The current strategy will see the development of eight units on the island and these units will accommodate 28 guests. Although cyclones are rare in the area during Mozambique’s rainy season in January and February since the island is thankfully in the rain shadow of Madagascar, there still needs to be a consideration for the possibility of a storm. Therefore, anything erected on the island must be able to withstand a hurricane.
We want to reduce our carbon footprint where feasible and make sure that every time any of the vehicles is set to make a trip to either our land base or the island, it is as full as possible. The road to Pebane is extremely poor in places, and very badly maintained, adding to the complexity of planning since we will have to navigate these roads with heavy loads of vital construction goods. We will need to include in our strategy how we will get everything over to the island, utilising the small dhows we currently use for the channel crossing from Pebane.
Currently, there is no fresh water on the island, but we will be constructing a rainwater harvesting system, using sundomes, and also introducing a small desalination plant. Additionally, we have been in talks with some renowned biologists and we are eager to launch a marine research facility on the island, with the purpose of collecting data to feed into international projects.

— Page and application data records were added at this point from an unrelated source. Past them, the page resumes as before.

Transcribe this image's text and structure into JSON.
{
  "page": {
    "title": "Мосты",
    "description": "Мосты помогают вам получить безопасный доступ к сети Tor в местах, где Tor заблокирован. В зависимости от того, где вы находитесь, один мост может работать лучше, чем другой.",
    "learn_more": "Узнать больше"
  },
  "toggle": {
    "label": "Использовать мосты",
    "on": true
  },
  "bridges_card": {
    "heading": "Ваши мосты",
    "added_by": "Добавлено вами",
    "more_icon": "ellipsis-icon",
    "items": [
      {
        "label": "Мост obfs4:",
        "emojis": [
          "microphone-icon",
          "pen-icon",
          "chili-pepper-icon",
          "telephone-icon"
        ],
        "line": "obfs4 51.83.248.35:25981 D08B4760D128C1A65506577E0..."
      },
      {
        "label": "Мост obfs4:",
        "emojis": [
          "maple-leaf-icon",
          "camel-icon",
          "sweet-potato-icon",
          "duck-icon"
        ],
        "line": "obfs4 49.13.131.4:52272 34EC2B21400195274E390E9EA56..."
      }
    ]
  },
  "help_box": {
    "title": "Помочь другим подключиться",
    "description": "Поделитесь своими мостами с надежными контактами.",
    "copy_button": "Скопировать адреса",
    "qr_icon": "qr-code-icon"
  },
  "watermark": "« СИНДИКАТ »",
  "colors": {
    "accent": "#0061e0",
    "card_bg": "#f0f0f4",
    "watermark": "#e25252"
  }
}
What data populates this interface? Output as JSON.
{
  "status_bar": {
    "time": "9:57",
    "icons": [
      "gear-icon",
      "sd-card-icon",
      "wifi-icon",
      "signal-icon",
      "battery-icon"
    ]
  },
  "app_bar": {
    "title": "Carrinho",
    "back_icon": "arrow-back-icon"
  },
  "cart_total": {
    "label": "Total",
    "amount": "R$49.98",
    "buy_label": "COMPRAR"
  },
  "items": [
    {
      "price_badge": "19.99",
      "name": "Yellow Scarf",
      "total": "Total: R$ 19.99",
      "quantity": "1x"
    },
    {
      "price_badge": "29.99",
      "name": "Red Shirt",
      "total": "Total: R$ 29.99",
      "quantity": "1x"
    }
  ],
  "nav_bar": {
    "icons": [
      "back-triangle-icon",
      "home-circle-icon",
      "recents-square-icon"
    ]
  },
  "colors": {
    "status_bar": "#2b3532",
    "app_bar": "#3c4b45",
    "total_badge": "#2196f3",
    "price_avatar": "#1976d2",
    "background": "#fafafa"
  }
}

There is a lot of work ahead, and we will be keeping our followers abreast of the construction as it unfolds. We’ve already had a hugely positive impact on the poaching activity, which has ceased since we established occupancy. However, this is not a solution. The poachers have likely moved to one of the other uninhabited islands close by. Once we have instituted a base on the island, another goal will be to set up patrols on the neighbouring islands in the archipelago and monitor activity in the area.
If you’re an advance+ SCUBA diver interested in an exclusive, bucket-list adventure tour to our Fire Island, please get in touch. You will have the unique opportunity to explore the incredible fauna and flora around the island’s 150km of awe-inspiring, flawless reef.
Look out for Part Two of our blog, coming soon…